Can you tell us how you choose the various VFX vendors?
I’d worked with all of these vendors, or at least people from these vendors, at some point in the past.
How did you proceed to follow their work of the various vendors?
We were posting in LA, and most of the vendors were in Vancouver. So at least we were in the same time zone. We would have cineSyncs every day.
Which sequence or shot was the most complicated to created and why?
Probably the breach shot / eye stab in the third act. There’s just so many moving parts – there’s the shot material consisting of Jonas on the fake Meg’s face, there’s the fact that it was shot at 96 fps, there’s the baked in camera move which really represents the move of the Meg plus Jonas falling away from us but only after a certain point when they’ve gone past the top of their arc – and there’s the whole physics and gravity question, plus what should the blood spurt be doing on an object that is falling away from us? There was certainly a lot of ingredients to this shot. And that’s not including the huge amount of simulated water that has to be added running all over the Meg’s face, and the muscle simulation of the shark, and a digital-double take-over of Jonas… the list goes on. All for one shot.

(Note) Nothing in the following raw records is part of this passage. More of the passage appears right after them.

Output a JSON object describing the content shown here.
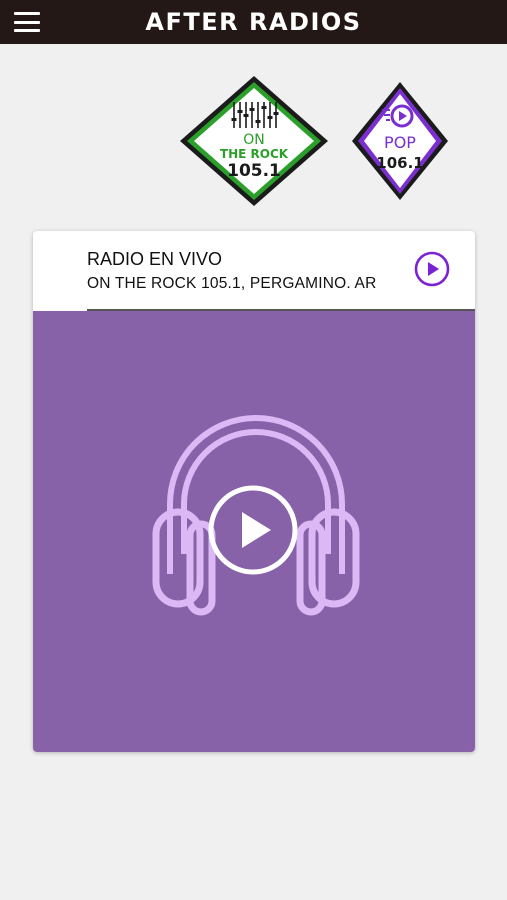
{
  "header": {
    "title": "AFTER RADIOS",
    "menu_icon": "hamburger-menu-icon"
  },
  "stations": [
    {
      "name": "ON THE ROCK",
      "line1": "ON",
      "line2": "THE ROCK",
      "frequency": "105.1",
      "color": "#2aa02a"
    },
    {
      "name": "POP",
      "frequency": "106.1",
      "color": "#7b2fd0"
    }
  ],
  "player": {
    "title": "RADIO EN VIVO",
    "station": "ON THE ROCK 105.1, PERGAMINO. AR",
    "play_icon": "play-circle-icon",
    "art_icon": "headphones-icon",
    "accent_color": "#7a22d6",
    "art_background": "#8862a9"
  }
}
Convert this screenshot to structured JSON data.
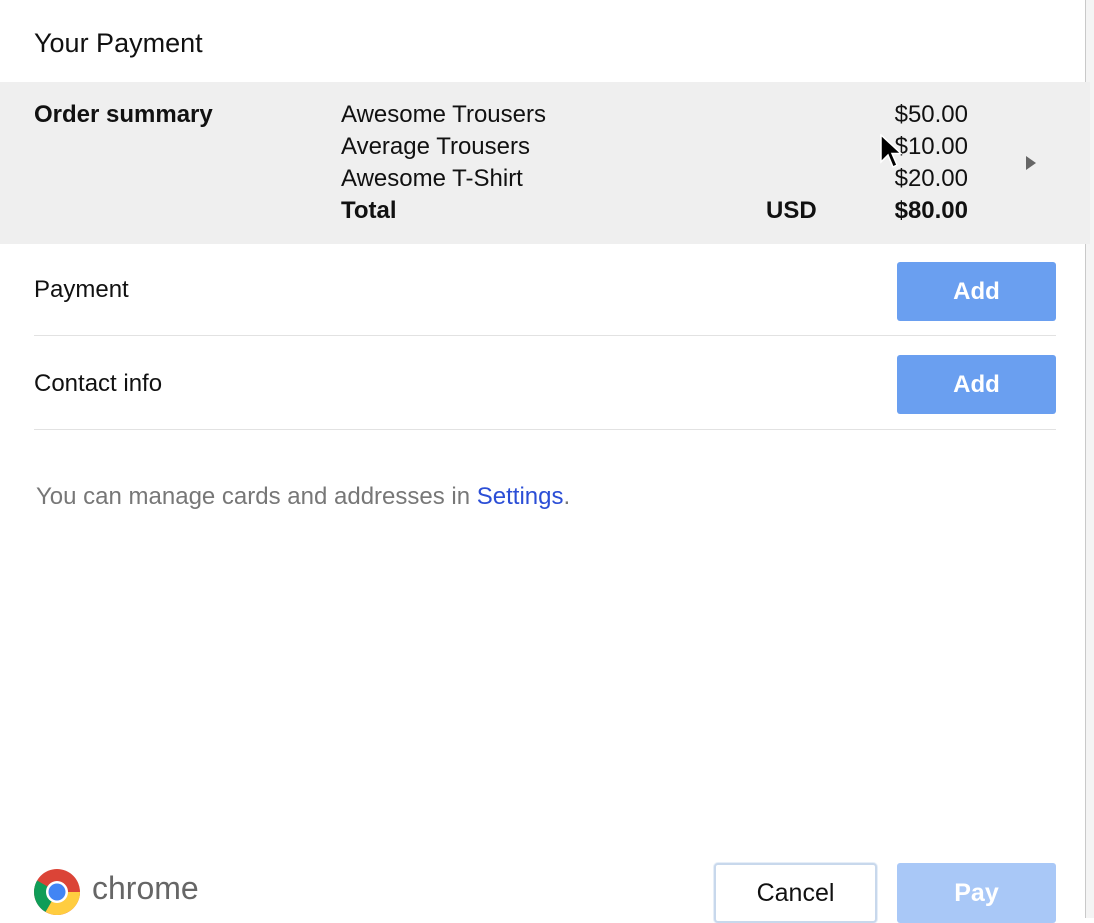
{
  "dialog": {
    "title": "Your Payment"
  },
  "order_summary": {
    "label": "Order summary",
    "items": [
      {
        "name": "Awesome Trousers",
        "price": "$50.00"
      },
      {
        "name": "Average Trousers",
        "price": "$10.00"
      },
      {
        "name": "Awesome T-Shirt",
        "price": "$20.00"
      }
    ],
    "total_label": "Total",
    "currency": "USD",
    "total": "$80.00"
  },
  "payment": {
    "label": "Payment",
    "add_label": "Add"
  },
  "contact_info": {
    "label": "Contact info",
    "add_label": "Add"
  },
  "settings_note": {
    "prefix": "You can manage cards and addresses in ",
    "link_text": "Settings",
    "suffix": "."
  },
  "footer": {
    "brand": "chrome",
    "cancel_label": "Cancel",
    "pay_label": "Pay"
  },
  "colors": {
    "primary_button": "#6a9ff0",
    "disabled_button": "#a9c8f7",
    "link": "#2b4ed6",
    "summary_background": "#efefef"
  }
}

What is your favorite shot or sequence?
The boat capsize scene in the middle of the film. It’s just a completely preposterous, ridiculous, outrageous, funny, unexpected, and totally iconic moment in the film and I love it.
What was the main challenge on this show and how did you achieve it?
The sheer scale and complexity of all the work. It was achieved by hiring the best people at the best facilities.
Is there anything specific that gave you some really short nights?
Preparing for screenings was always a little stressful. We had a lot of changes and obviously we couldn’t go into a screening with title cards on black telling us what we should be seeing! So we had to rush many hugely complex 100% CG shots through with a moment’s notice – and often we had to put version 1 in the screening. That was a little scary.
What is your best memory on this show?
Working with such amazing, talented, generous and patient people.
How long have you worked on this show?
I came on to the show full time in April 2016 and we wrapped in December 2017. So that’s 19/20 months total.
What’s the VFX shots count?
Not sure of the final number – somewhere north of 2’000 I believe.
At one point we were tracking around 2’600 shots.
What was the size of your team?
I actually don’t know! You’d probably have to ask each facility. Thing is that team size sort of varies a lot throughout the life of a project. It’s certainly the biggest show I’ve ever done, I can say that.
What is your next project?
I’m doing something exciting and very different for a new studio with a new distributor on a new platform. That’s all I can say right now!
A big thanks for your time.
// WANT TO KNOW MORE?
DNEG: Dedicated page about THE MEG on DNEG website.
© Vincent Frei – The Art of VFX – 2018